- [Your task]: Once you have checked each line below for the word "JSON", give the number of lines that have it and nothing further.

========

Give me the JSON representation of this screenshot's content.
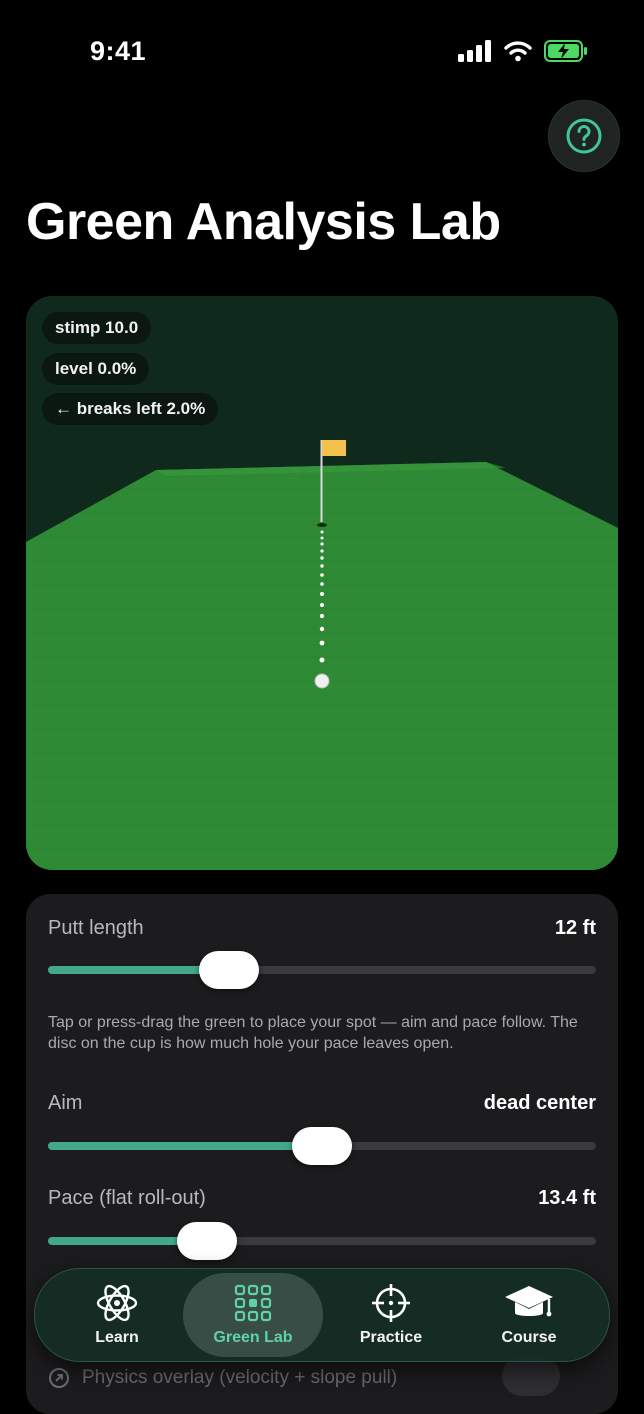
{
  "status_bar": {
    "time": "9:41"
  },
  "header": {
    "title": "Green Analysis Lab",
    "help_icon": "question-circle-icon"
  },
  "viewer": {
    "chips": [
      "stimp 10.0",
      "level 0.0%",
      "← breaks left 2.0%"
    ],
    "flag_color": "#f2c14e",
    "green_color": "#2f8a35"
  },
  "controls": {
    "putt_length": {
      "label": "Putt length",
      "value": "12 ft",
      "fraction": 0.33
    },
    "hint": "Tap or press-drag the green to place your spot — aim and pace follow. The disc on the cup is how much hole your pace leaves open.",
    "aim": {
      "label": "Aim",
      "value": "dead center",
      "fraction": 0.5
    },
    "pace": {
      "label": "Pace (flat roll-out)",
      "value": "13.4 ft",
      "fraction": 0.29
    },
    "physics_overlay": {
      "label": "Physics overlay (velocity + slope pull)"
    }
  },
  "tabbar": {
    "tabs": [
      {
        "label": "Learn",
        "icon": "atom-icon",
        "active": false
      },
      {
        "label": "Green Lab",
        "icon": "grid-icon",
        "active": true
      },
      {
        "label": "Practice",
        "icon": "crosshair-icon",
        "active": false
      },
      {
        "label": "Course",
        "icon": "graduation-cap-icon",
        "active": false
      }
    ]
  },
  "colors": {
    "accent": "#41a98a",
    "active_tab_text": "#5fd3a6",
    "panel": "#1c1c1e"
  }
}
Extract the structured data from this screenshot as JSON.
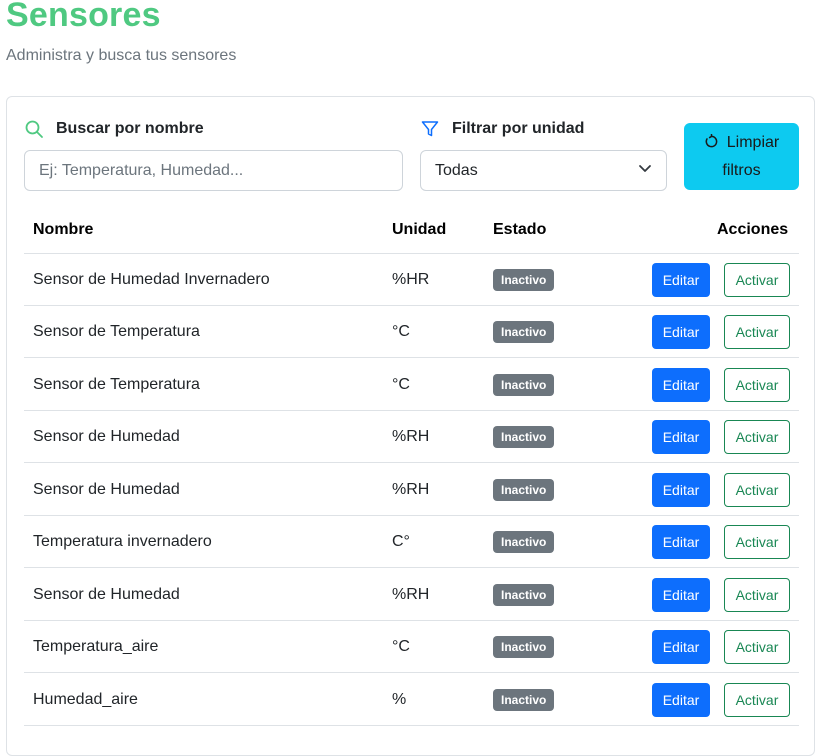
{
  "header": {
    "title": "Sensores",
    "subtitle": "Administra y busca tus sensores"
  },
  "filters": {
    "search_label": "Buscar por nombre",
    "search_placeholder": "Ej: Temperatura, Humedad...",
    "search_value": "",
    "unit_label": "Filtrar por unidad",
    "unit_selected": "Todas",
    "clear_label_line1": "Limpiar",
    "clear_label_line2": "filtros",
    "icons": {
      "search": "search-icon",
      "filter": "filter-icon",
      "clear": "refresh-icon",
      "select": "chevron-down-icon"
    },
    "accent_color": "#4fc981",
    "clear_color": "#0dcaf0"
  },
  "table": {
    "columns": [
      "Nombre",
      "Unidad",
      "Estado",
      "Acciones"
    ],
    "edit_label": "Editar",
    "activate_label": "Activar",
    "rows": [
      {
        "name": "Sensor de Humedad Invernadero",
        "unit": "%HR",
        "status": "Inactivo"
      },
      {
        "name": "Sensor de Temperatura",
        "unit": "°C",
        "status": "Inactivo"
      },
      {
        "name": "Sensor de Temperatura",
        "unit": "°C",
        "status": "Inactivo"
      },
      {
        "name": "Sensor de Humedad",
        "unit": "%RH",
        "status": "Inactivo"
      },
      {
        "name": "Sensor de Humedad",
        "unit": "%RH",
        "status": "Inactivo"
      },
      {
        "name": "Temperatura invernadero",
        "unit": "C°",
        "status": "Inactivo"
      },
      {
        "name": "Sensor de Humedad",
        "unit": "%RH",
        "status": "Inactivo"
      },
      {
        "name": "Temperatura_aire",
        "unit": "°C",
        "status": "Inactivo"
      },
      {
        "name": "Humedad_aire",
        "unit": "%",
        "status": "Inactivo"
      }
    ],
    "colors": {
      "edit": "#0d6efd",
      "activate": "#198754",
      "badge": "#6c757d"
    }
  }
}
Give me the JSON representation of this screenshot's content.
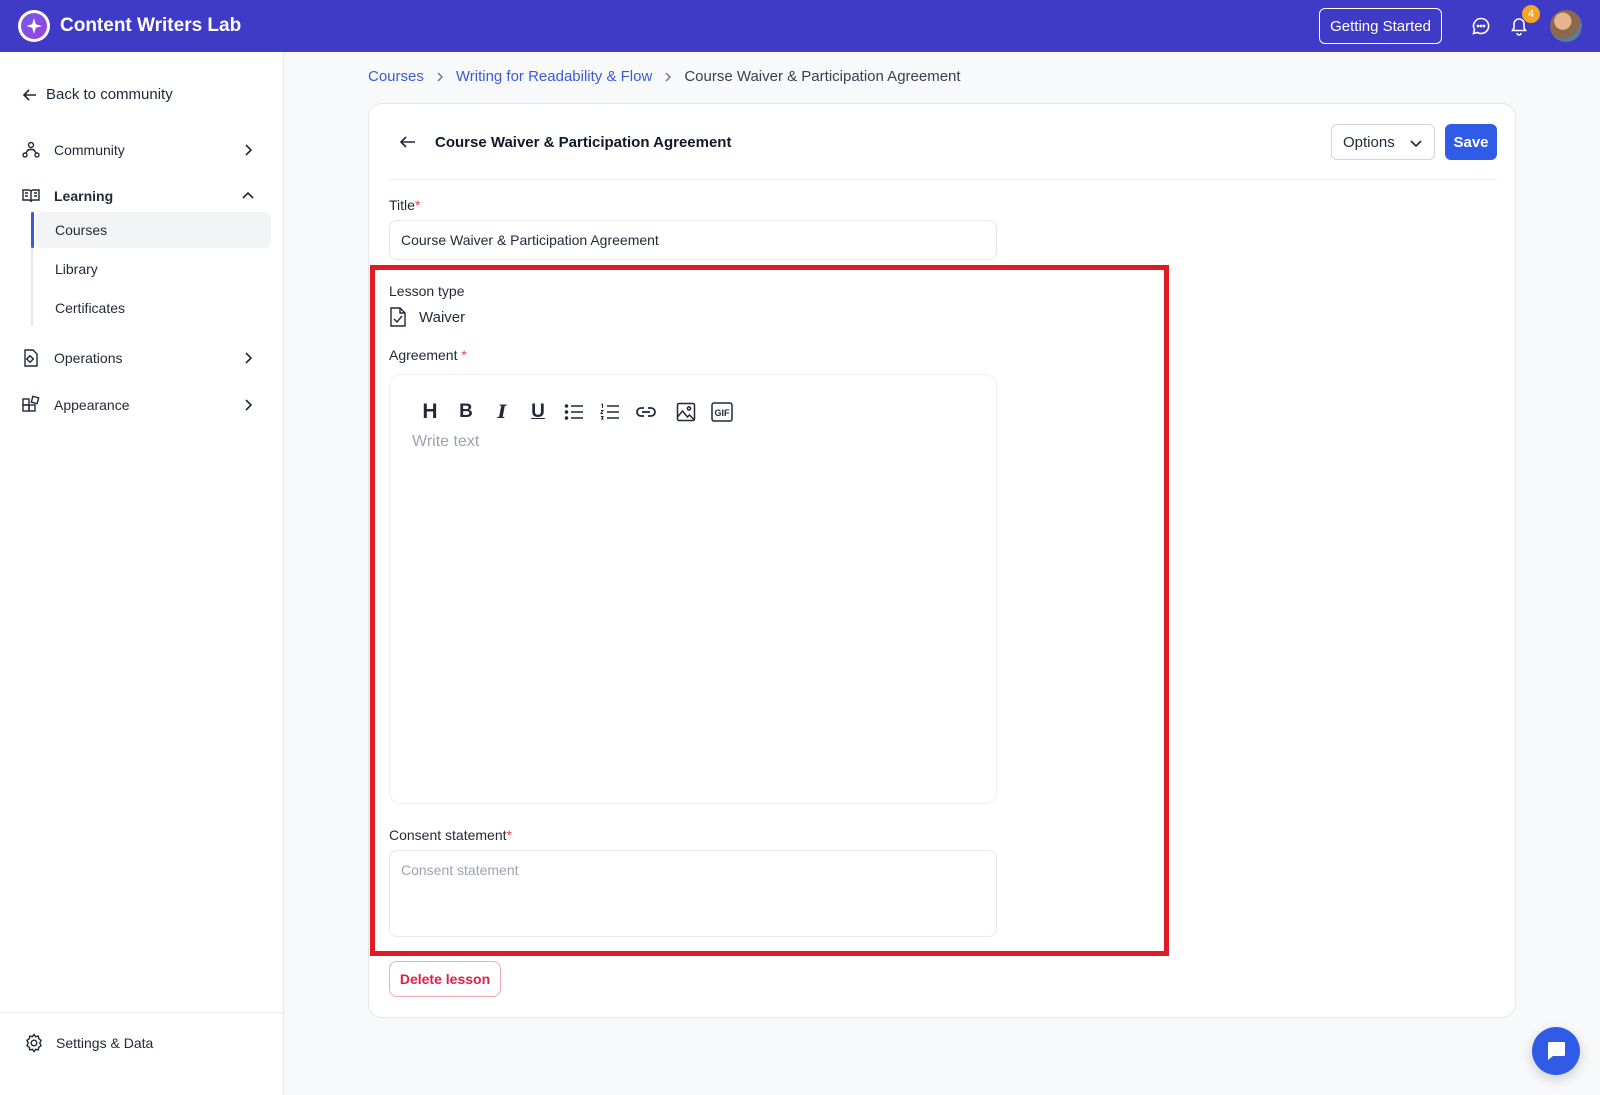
{
  "app": {
    "name": "Content Writers Lab",
    "getting_started": "Getting Started",
    "notification_count": "4"
  },
  "sidebar": {
    "back_label": "Back to community",
    "items": [
      {
        "label": "Community",
        "icon": "community-icon"
      },
      {
        "label": "Learning",
        "icon": "book-icon"
      },
      {
        "label": "Operations",
        "icon": "operations-icon"
      },
      {
        "label": "Appearance",
        "icon": "appearance-icon"
      }
    ],
    "learning_sub": [
      {
        "label": "Courses",
        "active": true
      },
      {
        "label": "Library"
      },
      {
        "label": "Certificates"
      }
    ],
    "settings_label": "Settings & Data"
  },
  "breadcrumb": {
    "items": [
      "Courses",
      "Writing for Readability & Flow"
    ],
    "current": "Course Waiver & Participation Agreement"
  },
  "card": {
    "title": "Course Waiver & Participation Agreement",
    "options_label": "Options",
    "save_label": "Save"
  },
  "form": {
    "title_label": "Title",
    "title_required": "*",
    "title_value": "Course Waiver & Participation Agreement",
    "lesson_type_label": "Lesson type",
    "lesson_type_value": "Waiver",
    "agreement_label": "Agreement ",
    "agreement_required": "*",
    "agreement_placeholder": "Write text",
    "toolbar": [
      "H",
      "B",
      "I",
      "U",
      "bullet-list-icon",
      "numbered-list-icon",
      "link-icon",
      "image-icon",
      "gif-icon"
    ],
    "gif_text": "GIF",
    "consent_label": "Consent statement",
    "consent_required": "*",
    "consent_placeholder": "Consent statement",
    "delete_label": "Delete lesson"
  },
  "colors": {
    "topbar": "#3f3bc7",
    "primary": "#2f5be7",
    "highlight": "#e01b24",
    "danger": "#e11d48"
  }
}
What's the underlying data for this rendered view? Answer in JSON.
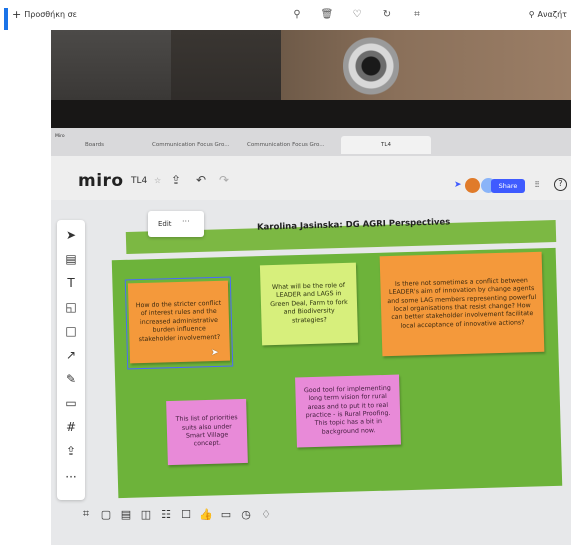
{
  "viewer": {
    "add_label": "Προσθήκη σε",
    "search_label": "Αναζήτ",
    "tools": [
      "zoom-icon",
      "delete-icon",
      "heart-icon",
      "rotate-icon",
      "crop-icon"
    ]
  },
  "browser": {
    "app_label": "Miro",
    "boards_label": "Boards",
    "tabs": [
      {
        "label": "Communication Focus Gro..."
      },
      {
        "label": "Communication Focus Gro..."
      },
      {
        "label": "TL4"
      }
    ]
  },
  "miro": {
    "logo": "miro",
    "board_name": "TL4",
    "share_label": "Share",
    "edit_label": "Edit",
    "edit_more": "···",
    "board_title": "Karolina Jasinska: DG AGRI Perspectives",
    "notes": [
      {
        "text": "How do the stricter conflict of interest rules and the increased administrative burden influence stakeholder involvement?",
        "color": "orange"
      },
      {
        "text": "What will be the role of LEADER and LAGS in Green Deal, Farm to fork and Biodiversity strategies?",
        "color": "yellow"
      },
      {
        "text": "Is there not sometimes a conflict between LEADER's aim of innovation by change agents and some LAG members representing powerful local organisations that resist change? How can better stakeholder involvement facilitate local acceptance of innovative actions?",
        "color": "orange"
      },
      {
        "text": "This list of priorities suits also under Smart Village concept.",
        "color": "pink"
      },
      {
        "text": "Good tool for implementing long term vision for rural areas and to put it to real practice - is Rural Proofing. This topic has a bit in background now.",
        "color": "pink"
      }
    ]
  },
  "colors": {
    "frame_green": "#6db33a",
    "banner_green": "#7cb843",
    "note_orange": "#f4993b",
    "note_yellow": "#d7ef7c",
    "note_pink": "#e88ad8",
    "share_blue": "#3f5bff"
  }
}
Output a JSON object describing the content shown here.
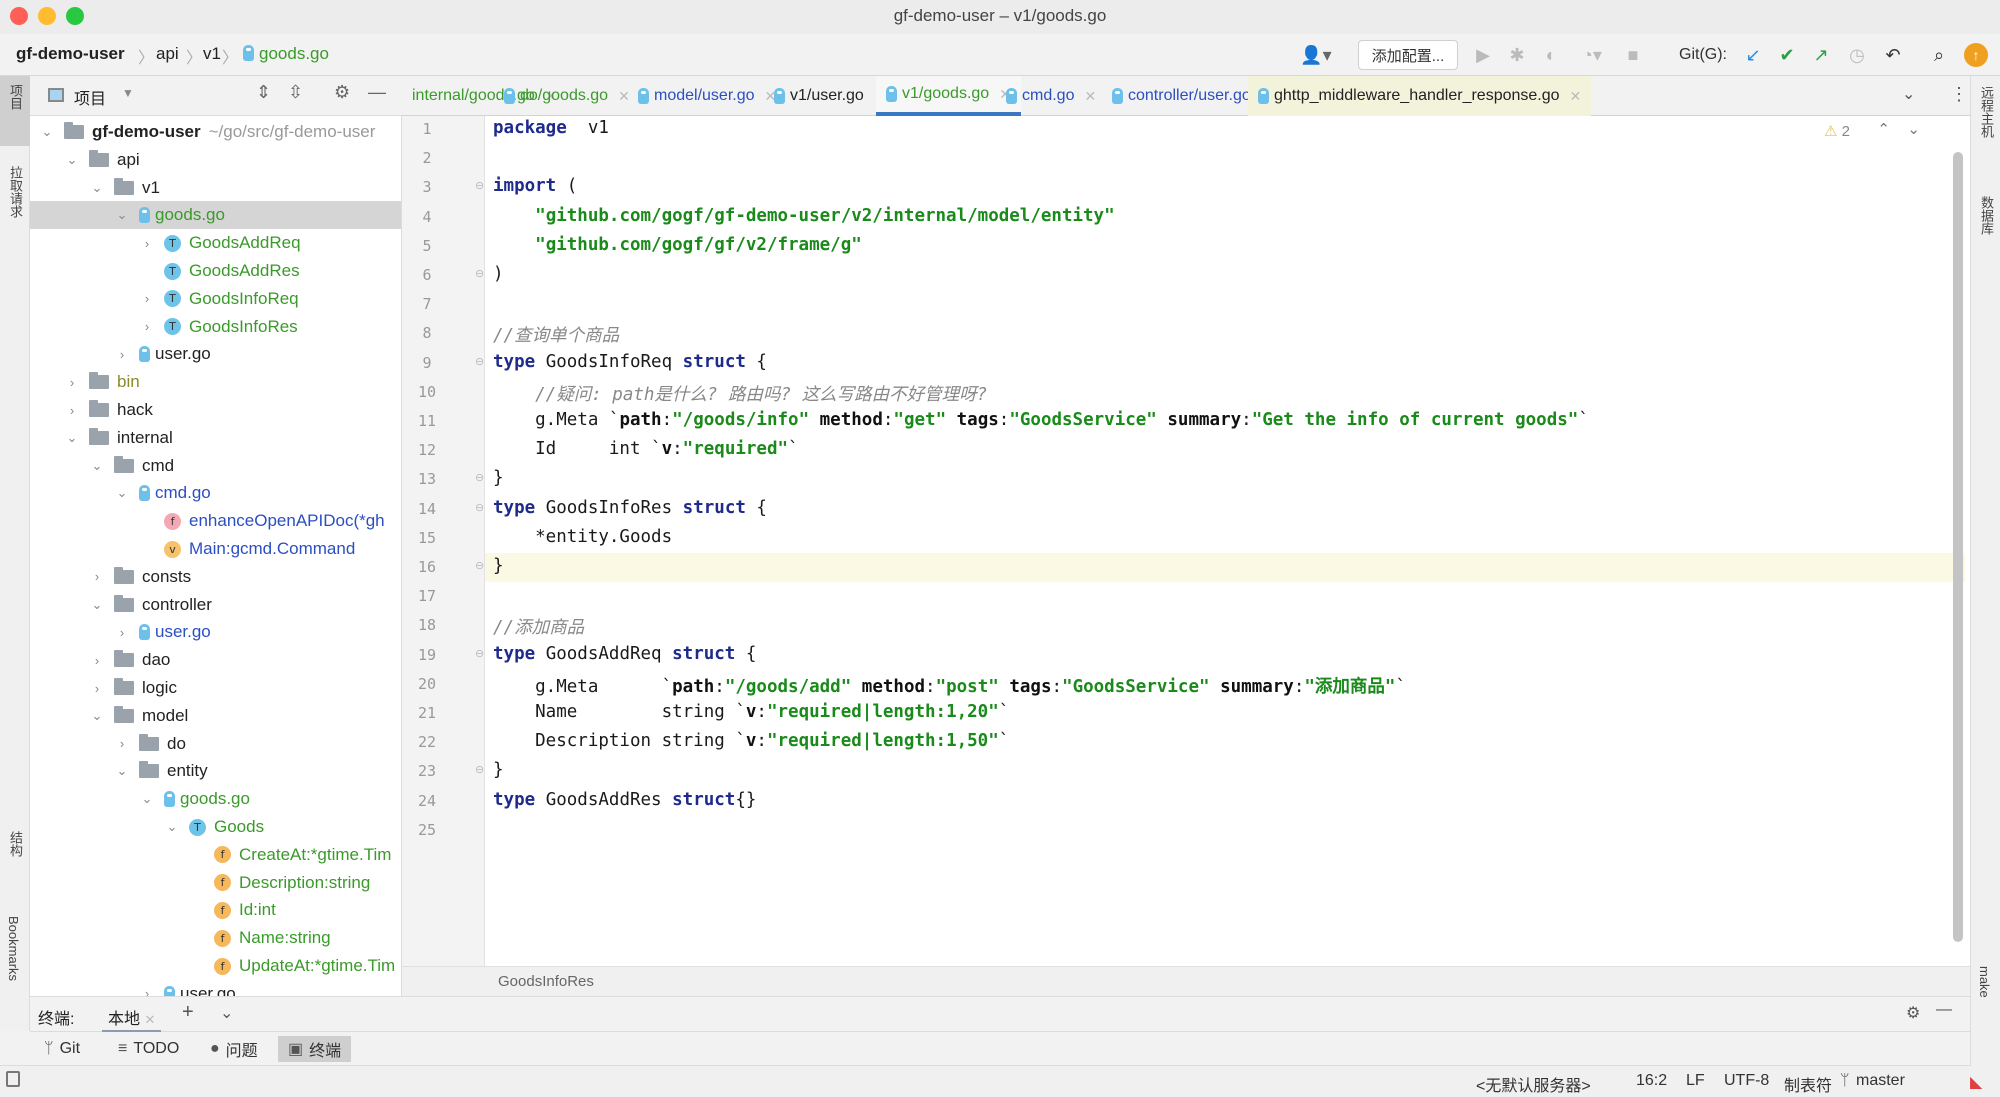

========

- [Response to the task]: 5